Top of GIVEN RECORDS

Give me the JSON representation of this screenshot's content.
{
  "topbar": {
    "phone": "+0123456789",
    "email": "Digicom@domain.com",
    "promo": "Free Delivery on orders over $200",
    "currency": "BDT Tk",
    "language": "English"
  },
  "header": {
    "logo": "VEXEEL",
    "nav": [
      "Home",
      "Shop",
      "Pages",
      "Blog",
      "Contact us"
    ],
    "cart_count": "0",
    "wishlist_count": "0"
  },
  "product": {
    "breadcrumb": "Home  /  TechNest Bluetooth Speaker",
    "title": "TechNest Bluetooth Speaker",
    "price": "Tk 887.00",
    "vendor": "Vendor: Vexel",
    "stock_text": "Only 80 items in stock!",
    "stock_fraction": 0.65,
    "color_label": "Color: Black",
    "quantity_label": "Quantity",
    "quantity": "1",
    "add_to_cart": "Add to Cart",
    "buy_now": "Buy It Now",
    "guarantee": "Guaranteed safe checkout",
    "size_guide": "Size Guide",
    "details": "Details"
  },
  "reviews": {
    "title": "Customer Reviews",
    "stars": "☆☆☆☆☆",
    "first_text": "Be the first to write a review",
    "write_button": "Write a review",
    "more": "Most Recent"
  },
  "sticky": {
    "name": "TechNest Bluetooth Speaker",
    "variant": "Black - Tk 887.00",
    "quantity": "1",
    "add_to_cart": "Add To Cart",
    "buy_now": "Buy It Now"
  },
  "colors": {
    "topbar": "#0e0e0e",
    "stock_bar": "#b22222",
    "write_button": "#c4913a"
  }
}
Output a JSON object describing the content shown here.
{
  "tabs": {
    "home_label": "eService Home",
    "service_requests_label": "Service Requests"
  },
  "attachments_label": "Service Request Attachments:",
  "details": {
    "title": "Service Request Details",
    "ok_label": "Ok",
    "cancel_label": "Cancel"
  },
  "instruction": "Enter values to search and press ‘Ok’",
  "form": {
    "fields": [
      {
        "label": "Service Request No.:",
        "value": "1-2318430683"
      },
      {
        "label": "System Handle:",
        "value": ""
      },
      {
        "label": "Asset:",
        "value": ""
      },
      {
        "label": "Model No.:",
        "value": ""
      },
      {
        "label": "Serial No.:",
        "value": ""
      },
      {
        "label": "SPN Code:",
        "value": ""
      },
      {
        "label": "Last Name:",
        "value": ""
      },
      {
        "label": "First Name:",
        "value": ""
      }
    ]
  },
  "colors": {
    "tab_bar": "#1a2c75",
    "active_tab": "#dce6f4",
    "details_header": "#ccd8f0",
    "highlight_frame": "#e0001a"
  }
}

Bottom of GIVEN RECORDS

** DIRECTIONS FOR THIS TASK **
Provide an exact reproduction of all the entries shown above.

** SOLVED EXERCISE **
Give me the JSON representation of this screenshot's content.
{
  "topbar": {
    "phone": "+0123456789",
    "email": "Digicom@domain.com",
    "promo": "Free Delivery on orders over $200",
    "currency": "BDT Tk",
    "language": "English"
  },
  "header": {
    "logo": "VEXEEL",
    "nav": [
      "Home",
      "Shop",
      "Pages",
      "Blog",
      "Contact us"
    ],
    "cart_count": "0",
    "wishlist_count": "0"
  },
  "product": {
    "breadcrumb": "Home  /  TechNest Bluetooth Speaker",
    "title": "TechNest Bluetooth Speaker",
    "price": "Tk 887.00",
    "vendor": "Vendor: Vexel",
    "stock_text": "Only 80 items in stock!",
    "stock_fraction": 0.65,
    "color_label": "Color: Black",
    "quantity_label": "Quantity",
    "quantity": "1",
    "add_to_cart": "Add to Cart",
    "buy_now": "Buy It Now",
    "guarantee": "Guaranteed safe checkout",
    "size_guide": "Size Guide",
    "details": "Details"
  },
  "reviews": {
    "title": "Customer Reviews",
    "stars": "☆☆☆☆☆",
    "first_text": "Be the first to write a review",
    "write_button": "Write a review",
    "more": "Most Recent"
  },
  "sticky": {
    "name": "TechNest Bluetooth Speaker",
    "variant": "Black - Tk 887.00",
    "quantity": "1",
    "add_to_cart": "Add To Cart",
    "buy_now": "Buy It Now"
  },
  "colors": {
    "topbar": "#0e0e0e",
    "stock_bar": "#b22222",
    "write_button": "#c4913a"
  }
}
Output a JSON object describing the content shown here.
{
  "tabs": {
    "home_label": "eService Home",
    "service_requests_label": "Service Requests"
  },
  "attachments_label": "Service Request Attachments:",
  "details": {
    "title": "Service Request Details",
    "ok_label": "Ok",
    "cancel_label": "Cancel"
  },
  "instruction": "Enter values to search and press ‘Ok’",
  "form": {
    "fields": [
      {
        "label": "Service Request No.:",
        "value": "1-2318430683"
      },
      {
        "label": "System Handle:",
        "value": ""
      },
      {
        "label": "Asset:",
        "value": ""
      },
      {
        "label": "Model No.:",
        "value": ""
      },
      {
        "label": "Serial No.:",
        "value": ""
      },
      {
        "label": "SPN Code:",
        "value": ""
      },
      {
        "label": "Last Name:",
        "value": ""
      },
      {
        "label": "First Name:",
        "value": ""
      }
    ]
  },
  "colors": {
    "tab_bar": "#1a2c75",
    "active_tab": "#dce6f4",
    "details_header": "#ccd8f0",
    "highlight_frame": "#e0001a"
  }
}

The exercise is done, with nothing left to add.